Therefore, she simply stopped spending. ThatвЂ™s when she discovered there have been a huge selection of other people them, she says like her and almost no rules to protect.
CitiFinancial, an supply of U.S.-based CitiGroup Inc., stated it couldnвЂ™t touch upon the particulars of BordenвЂ™s instance.
The buyer finance business stated in a message so it runs вЂњin the most effective passions of our customers usually gonna lengths that are great ensure payment plans appeal to individual requirements and therefore the conditions and terms are explicit.вЂќ
The organization additionally refuted a number of BordenвЂ™s particular allegations.
A grassroots citizenвЂ™s organization says it thinks BordenвЂ™s tale is proof predatory financing practices, very very long connected with smaller payday-style loans, are invading this greater value loan market, including customer, car and furniture loans.
The Association of Community businesses for Reform Now (ACORN) has fought predatory financing methods in Canada as well as the U.S., which will be broadly thought as any training that imposes unjust or abusive loan terms regarding the debtor. That may include interest that is high and charges or perhaps a neglect when it comes to borrowerвЂ™s ability to settle.

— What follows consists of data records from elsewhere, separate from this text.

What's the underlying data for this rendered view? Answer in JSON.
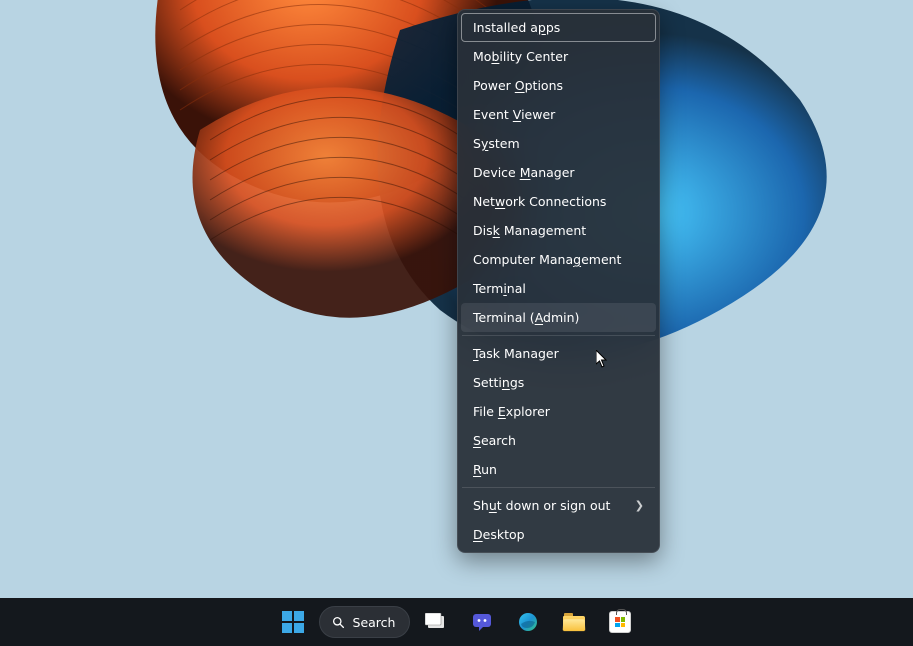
{
  "context_menu": {
    "items": [
      {
        "pre": "Installed a",
        "u": "p",
        "post": "ps"
      },
      {
        "pre": "Mo",
        "u": "b",
        "post": "ility Center"
      },
      {
        "pre": "Power ",
        "u": "O",
        "post": "ptions"
      },
      {
        "pre": "Event ",
        "u": "V",
        "post": "iewer"
      },
      {
        "pre": "S",
        "u": "y",
        "post": "stem"
      },
      {
        "pre": "Device ",
        "u": "M",
        "post": "anager"
      },
      {
        "pre": "Net",
        "u": "w",
        "post": "ork Connections"
      },
      {
        "pre": "Dis",
        "u": "k",
        "post": " Management"
      },
      {
        "pre": "Computer Mana",
        "u": "g",
        "post": "ement"
      },
      {
        "pre": "Term",
        "u": "i",
        "post": "nal"
      },
      {
        "pre": "Terminal (",
        "u": "A",
        "post": "dmin)"
      }
    ],
    "items2": [
      {
        "pre": "",
        "u": "T",
        "post": "ask Manager"
      },
      {
        "pre": "Setti",
        "u": "n",
        "post": "gs"
      },
      {
        "pre": "File ",
        "u": "E",
        "post": "xplorer"
      },
      {
        "pre": "",
        "u": "S",
        "post": "earch"
      },
      {
        "pre": "",
        "u": "R",
        "post": "un"
      }
    ],
    "items3": [
      {
        "pre": "Sh",
        "u": "u",
        "post": "t down or sign out",
        "submenu": true
      },
      {
        "pre": "",
        "u": "D",
        "post": "esktop"
      }
    ],
    "focused_index": 0,
    "hover_index": 10
  },
  "taskbar": {
    "search_label": "Search"
  }
}
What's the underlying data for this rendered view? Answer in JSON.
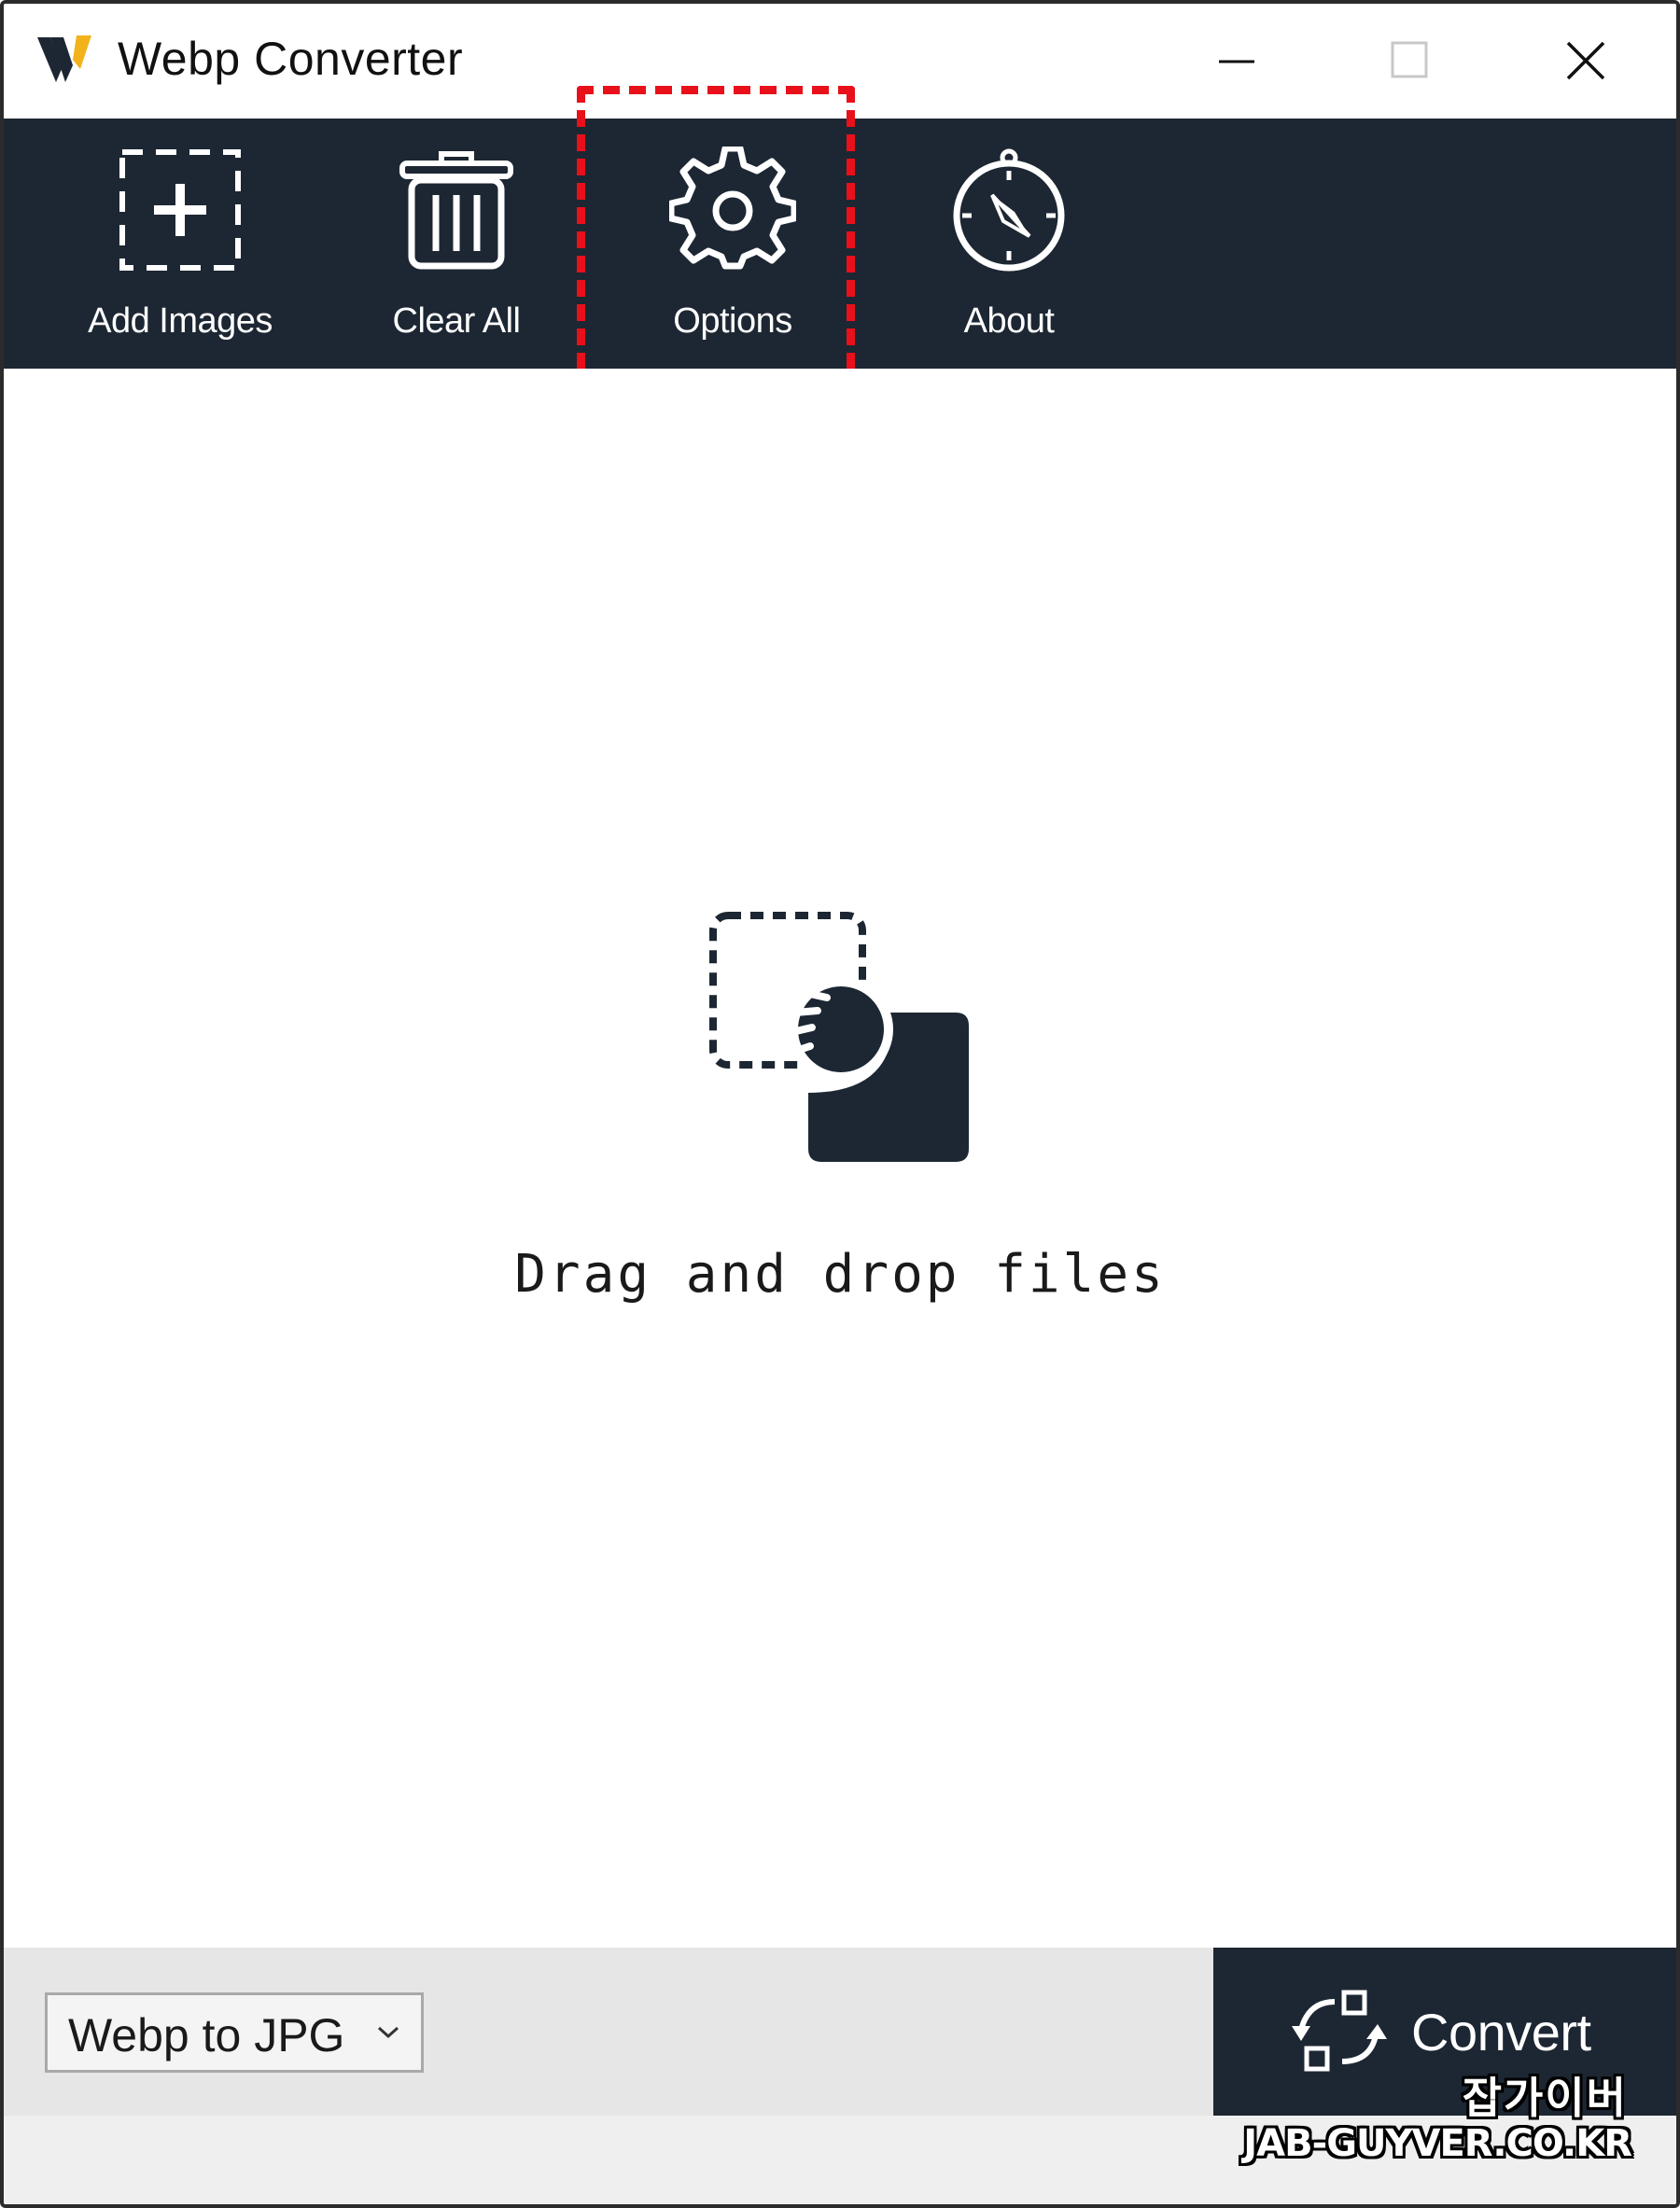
{
  "window": {
    "title": "Webp Converter"
  },
  "toolbar": {
    "items": [
      {
        "label": "Add Images",
        "icon": "add-image-icon"
      },
      {
        "label": "Clear All",
        "icon": "trash-icon"
      },
      {
        "label": "Options",
        "icon": "gear-icon"
      },
      {
        "label": "About",
        "icon": "compass-icon"
      }
    ]
  },
  "dropzone": {
    "text": "Drag and drop files",
    "icon": "drag-drop-icon"
  },
  "footer": {
    "format_selected": "Webp to JPG",
    "convert_label": "Convert",
    "convert_icon": "convert-icon"
  },
  "watermark": {
    "korean": "잡가이버",
    "site": "JAB-GUYVER.CO.KR"
  },
  "colors": {
    "toolbar_bg": "#1d2733",
    "highlight": "#e8101a",
    "footer_bg": "#e6e6e6"
  }
}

ACORN is contacting Ottawa to cap interest levels and funding charges on such loans, stop extortionate loan refinancing, a training which is used to include fees, and work out it simpler to report predatory loan providers.
The most frequent victims will be the bad, the elderly, minorities while the less educated, who will be almost certainly going to find they have been not able to secure a regular less expensive bank loan, as a result of credit that is poor or not enough assets.
The business cites a federal Competition Bureau investigation of two of CanadaвЂ™s biggest furniture shops, LeonвЂ™s as well as the Brick, for misleading advertising techniques. The storesвЂ™ вЂњbuy now, pay laterвЂќ programs can truly add just as much as $350 in charges into the original $1,500 price, the bureau alleges in a July 2013 appropriate action filed into the Ontario
Superior Court of Justice.
LeonвЂ™s, which has both furniture chains, has rejected the allegations and stated it shall vigorously defend its place in court.
ACORN additionally tips to concerns that are emerging lengthening payback durations for automobile financing, which leave borrowers with little to no equity when you look at the automobile. Financial obligation score agency MoodyвЂ™s Canada has given a caution concerning the training, saying it actually leaves both customers and loan providers exposed in the event that motor car finance switches into standard.
BordenвЂ™s tale begins on June 16, 2005 whenever she took away a CitiFinancial loan to cover a mounting heap of financial obligation, in component the legacy of her motherвЂ™s death. Her mom was credit that is using in BordenвЂ™s title to help make acquisitions.
Borden claims her very own credit score had been good but her regular bank wouldnвЂ™t lend her any more income, saying she currently had an excessive amount of credit.
Her credit application with CitiFinancial in 2005 shows Borden owed $19,231 to different banking institutions and merchants.
She sent applications for a $10,000 consolidation loan, thinking it can help her handle and monitor her bills that are various she said.
She additionally decided to remove insurance coverage to pay for payments that are missed instance of work loss or impairment. The premiums, just over $2,600, had been put into the mortgage.
She offered an inventory of assets as safety, including a television plus some furniture, respected at $9,100.